Built between 212 and 216 the baths were completed under the direction of Marcus Aurelius Antoninus Augustus, more commonly known as Emperor Caracalla. Covered with marble and decorated with valuable works of art, the Baths of Caracalla were the most sumptuous and most spectacular thermal complexes to be built in ancient times.

The baths served as inspiration for many other notable buildings, both ancient and modern including the Baths of Diocletian, the Basilica of Maxentius, the original Penn(sylvania) Station in New York City, Chicago Union Station and the Senate of Canada Building.

More images can be provided on request.

Artist: John Piper (British, 1903-1992), signed lower left

Title and date: Baths of Caracalla, dated 25.02.61

Size: image size – 29.0 x 34.0 cms., framed size – 36 x 54 cms.


Artist description:

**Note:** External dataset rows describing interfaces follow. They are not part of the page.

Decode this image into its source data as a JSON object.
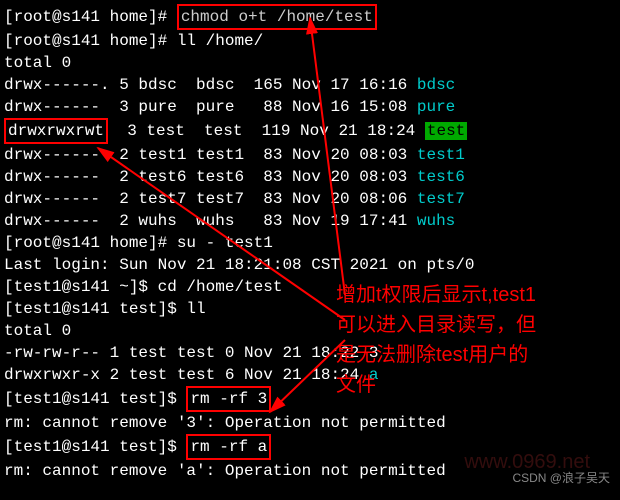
{
  "lines": {
    "l1_prompt": "[root@s141 home]# ",
    "l1_cmd": "chmod o+t /home/test",
    "l2": "[root@s141 home]# ll /home/",
    "l3": "total 0",
    "l4a": "drwx------. 5 bdsc  bdsc  165 Nov 17 16:16 ",
    "l4b": "bdsc",
    "l5a": "drwx------  3 pure  pure   88 Nov 16 15:08 ",
    "l5b": "pure",
    "l6perm": "drwxrwxrwt",
    "l6mid": "  3 test  test  119 Nov 21 18:24 ",
    "l6name": "test",
    "l7a": "drwx------  2 test1 test1  83 Nov 20 08:03 ",
    "l7b": "test1",
    "l8a": "drwx------  2 test6 test6  83 Nov 20 08:03 ",
    "l8b": "test6",
    "l9a": "drwx------  2 test7 test7  83 Nov 20 08:06 ",
    "l9b": "test7",
    "l10a": "drwx------  2 wuhs  wuhs   83 Nov 19 17:41 ",
    "l10b": "wuhs",
    "l11": "[root@s141 home]# su - test1",
    "l12": "Last login: Sun Nov 21 18:21:08 CST 2021 on pts/0",
    "l13": "[test1@s141 ~]$ cd /home/test",
    "l14": "[test1@s141 test]$ ll",
    "l15": "total 0",
    "l16": "-rw-rw-r-- 1 test test 0 Nov 21 18:22 3",
    "l17a": "drwxrwxr-x 2 test test 6 Nov 21 18:24 ",
    "l17b": "a",
    "l18_prompt": "[test1@s141 test]$ ",
    "l18_cmd": "rm -rf 3",
    "l19": "rm: cannot remove '3': Operation not permitted",
    "l20_prompt": "[test1@s141 test]$ ",
    "l20_cmd": "rm -rf a",
    "l21": "rm: cannot remove 'a': Operation not permitted"
  },
  "annotation": {
    "text1": "增加t权限后显示t,test1",
    "text2": "可以进入目录读写，但",
    "text3": "是无法删除test用户的",
    "text4": "文件"
  },
  "watermark": "CSDN @浪子吴天",
  "watermark2": "www.0969.net"
}
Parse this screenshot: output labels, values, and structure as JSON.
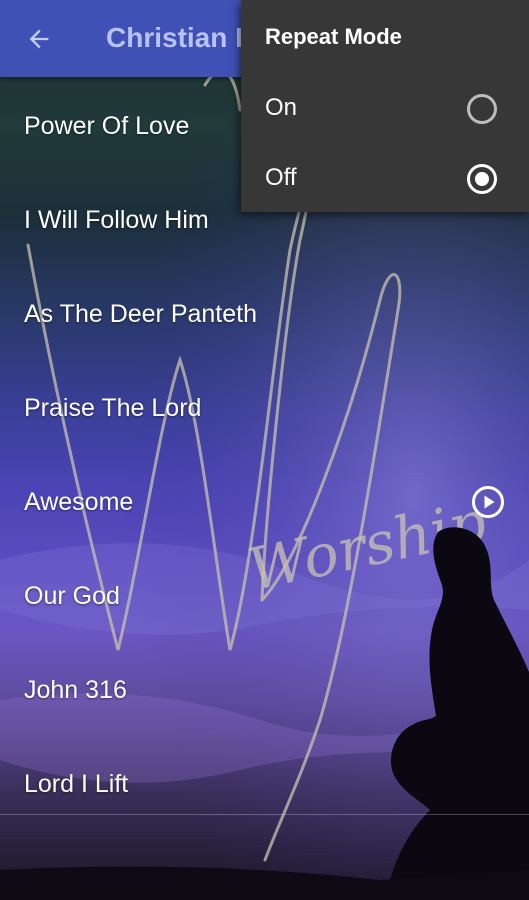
{
  "toolbar": {
    "title": "Christian P",
    "back_icon": "arrow-left-icon",
    "background": "#3f51b5"
  },
  "songs": [
    {
      "title": "Power Of Love"
    },
    {
      "title": "I Will Follow Him"
    },
    {
      "title": "As The Deer Panteth"
    },
    {
      "title": "Praise The Lord"
    },
    {
      "title": "Awesome",
      "playing_icon": "play-circle-icon"
    },
    {
      "title": "Our God"
    },
    {
      "title": "John 316"
    },
    {
      "title": "Lord I Lift"
    }
  ],
  "background_art": {
    "word": "Worship"
  },
  "repeat_menu": {
    "title": "Repeat Mode",
    "options": [
      {
        "label": "On",
        "selected": false
      },
      {
        "label": "Off",
        "selected": true
      }
    ],
    "background": "#373737"
  }
}
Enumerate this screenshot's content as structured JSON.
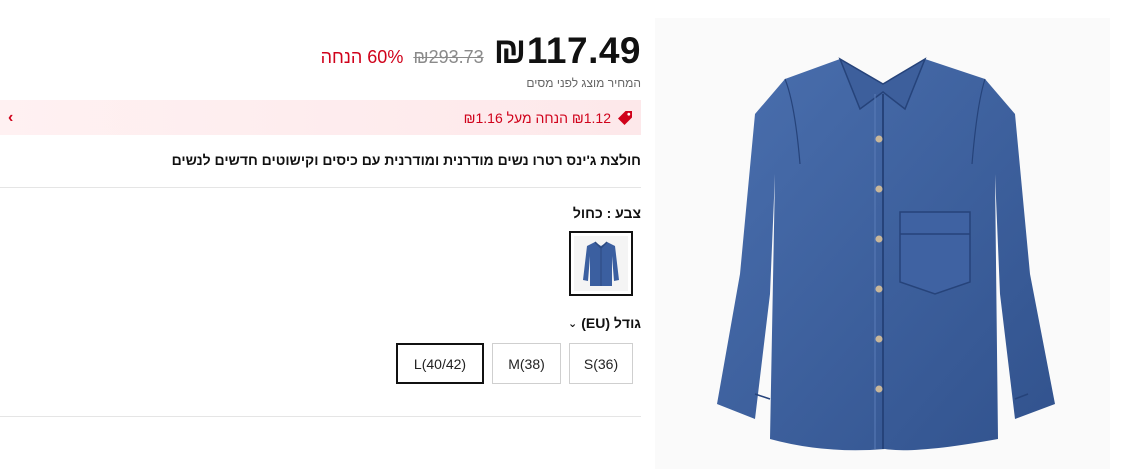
{
  "price": {
    "current": "₪117.49",
    "original": "₪293.73",
    "discount": "60% הנחה",
    "tax_note": "המחיר מוצג לפני מסים"
  },
  "promo": {
    "text": "₪1.12 הנחה מעל ₪1.16",
    "accent_color": "#d0021b"
  },
  "product": {
    "title": "חולצת ג'ינס רטרו נשים מודרנית ומודרנית עם כיסים וקישוטים חדשים לנשים",
    "image_icon": "denim-shirt-image"
  },
  "color": {
    "label": "צבע : כחול"
  },
  "size": {
    "label": "גודל (EU)",
    "options": [
      {
        "label": "S(36)",
        "selected": false
      },
      {
        "label": "M(38)",
        "selected": false
      },
      {
        "label": "L(40/42)",
        "selected": true
      }
    ]
  }
}
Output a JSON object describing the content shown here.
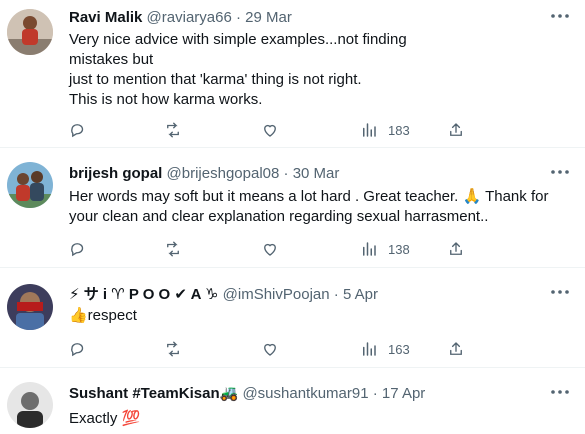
{
  "tweets": [
    {
      "name": "Ravi Malik",
      "handle": "@raviarya66",
      "separator": "·",
      "date": "29 Mar",
      "lines": [
        "Very nice advice with simple examples...not finding",
        "mistakes but",
        "just to mention that 'karma' thing is not right.",
        "This is not how karma works."
      ],
      "views": "183"
    },
    {
      "name": "brijesh gopal",
      "handle": "@brijeshgopal08",
      "separator": "·",
      "date": "30 Mar",
      "lines": [
        "Her words may soft but it means a lot hard . Great teacher. 🙏 Thank for",
        "your clean and clear explanation regarding sexual harrasment.."
      ],
      "views": "138"
    },
    {
      "name": "⚡ サ i ♈ P O O ✔ A ♑",
      "handle": "@imShivPoojan",
      "separator": "·",
      "date": "5 Apr",
      "lines": [
        "👍respect"
      ],
      "views": "163"
    },
    {
      "name": "Sushant #TeamKisan🚜",
      "handle": "@sushantkumar91",
      "separator": "·",
      "date": "17 Apr",
      "lines": [
        "Exactly 💯"
      ]
    }
  ],
  "icons": {
    "more": "more-icon",
    "reply": "reply-icon",
    "retweet": "retweet-icon",
    "like": "like-icon",
    "views": "views-icon",
    "share": "share-icon"
  },
  "colors": {
    "secondary_text": "#536471",
    "divider": "#eff3f4",
    "hundred_red": "#e0245e"
  }
}
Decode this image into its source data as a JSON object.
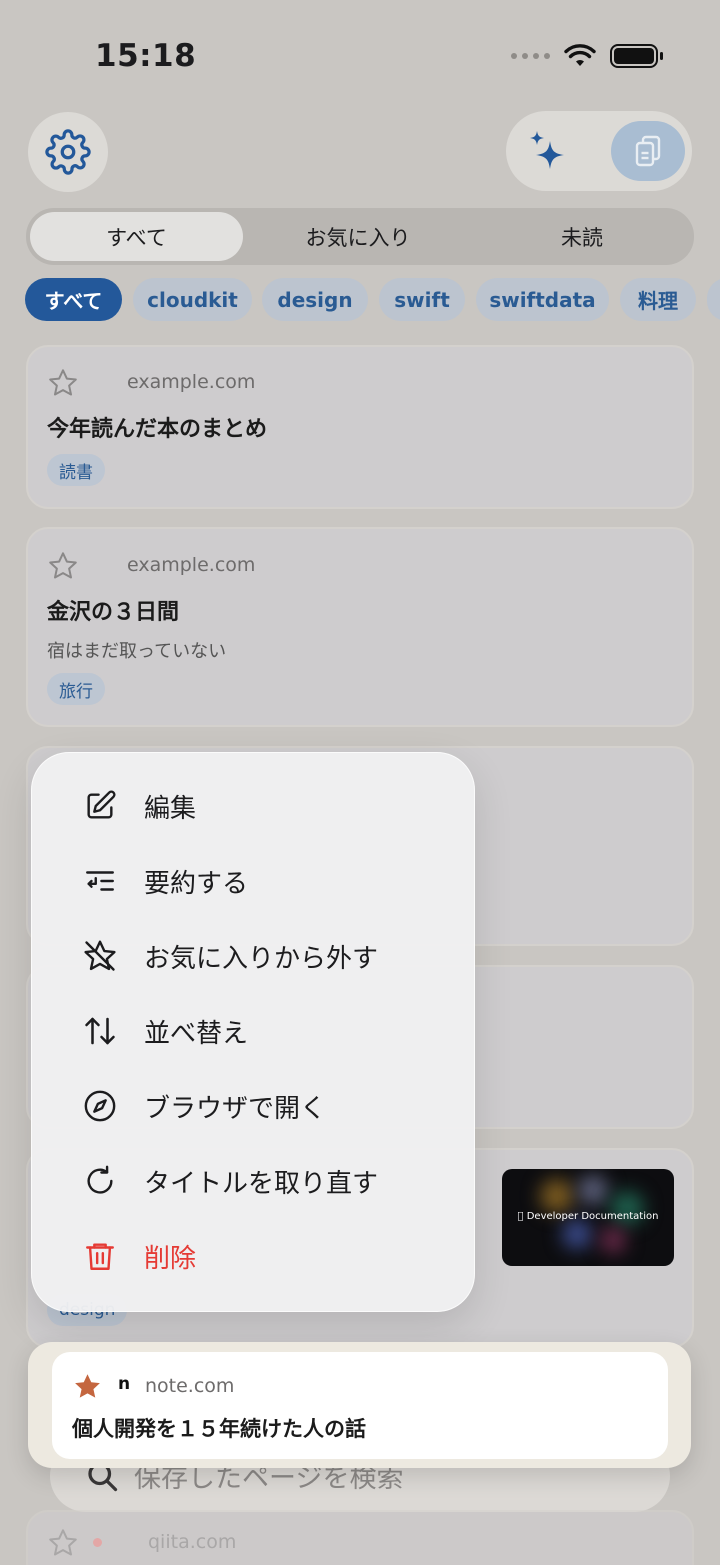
{
  "status": {
    "time": "15:18"
  },
  "segments": [
    "すべて",
    "お気に入り",
    "未読"
  ],
  "chips": [
    "すべて",
    "cloudkit",
    "design",
    "swift",
    "swiftdata",
    "料理"
  ],
  "cards": [
    {
      "domain": "example.com",
      "title": "今年読んだ本のまとめ",
      "description": "",
      "tag": "読書"
    },
    {
      "domain": "example.com",
      "title": "金沢の３日間",
      "description": "宿はまだ取っていない",
      "tag": "旅行"
    }
  ],
  "background_visible_tag": "design",
  "thumbnail": {
    "text": "Developer Documentation"
  },
  "menu": {
    "items": [
      {
        "label": "編集",
        "icon": "edit-icon"
      },
      {
        "label": "要約する",
        "icon": "summarize-icon"
      },
      {
        "label": "お気に入りから外す",
        "icon": "unfavorite-icon"
      },
      {
        "label": "並べ替え",
        "icon": "sort-icon"
      },
      {
        "label": "ブラウザで開く",
        "icon": "compass-icon"
      },
      {
        "label": "タイトルを取り直す",
        "icon": "refresh-icon"
      },
      {
        "label": "削除",
        "icon": "trash-icon"
      }
    ]
  },
  "lifted_card": {
    "domain": "note.com",
    "site_logo": "n",
    "title": "個人開発を１５年続けた人の話"
  },
  "search": {
    "placeholder": "保存したページを検索"
  },
  "bottom_card": {
    "domain": "qiita.com"
  },
  "colors": {
    "accent": "#23589a",
    "danger": "#e53a34",
    "favorite_star": "#c4663f"
  }
}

Born in Epsom, John Egerton Christmas Piper studied at Richmond School of Art and the Royal College of Art from 1926-8. In the mid 1930a, after a visit to Paris, he turned to abstraction. He became a member of the London Group in 1933 and the ‘Seven and Five’ group in 1934-5. During this period he became friends with Oliver Simon of the Curwen Press and his interest in lithography and print making grew. During the Second World War, Piper was appointed as an official war artist recording the effects of the blitz on Britain’s buildings. After the war, he became a Trustee of the Tate and National Galleries and in 1959 he became a member of the Royal Fine Art Commission. Piper is best known for his extensive studies of British architecture and landscape in oil, watercolour and print, and for his photography, stained glass, ceramics, fabric design, murals, stage sets and costume design. His work is held in many Museums and Galleries.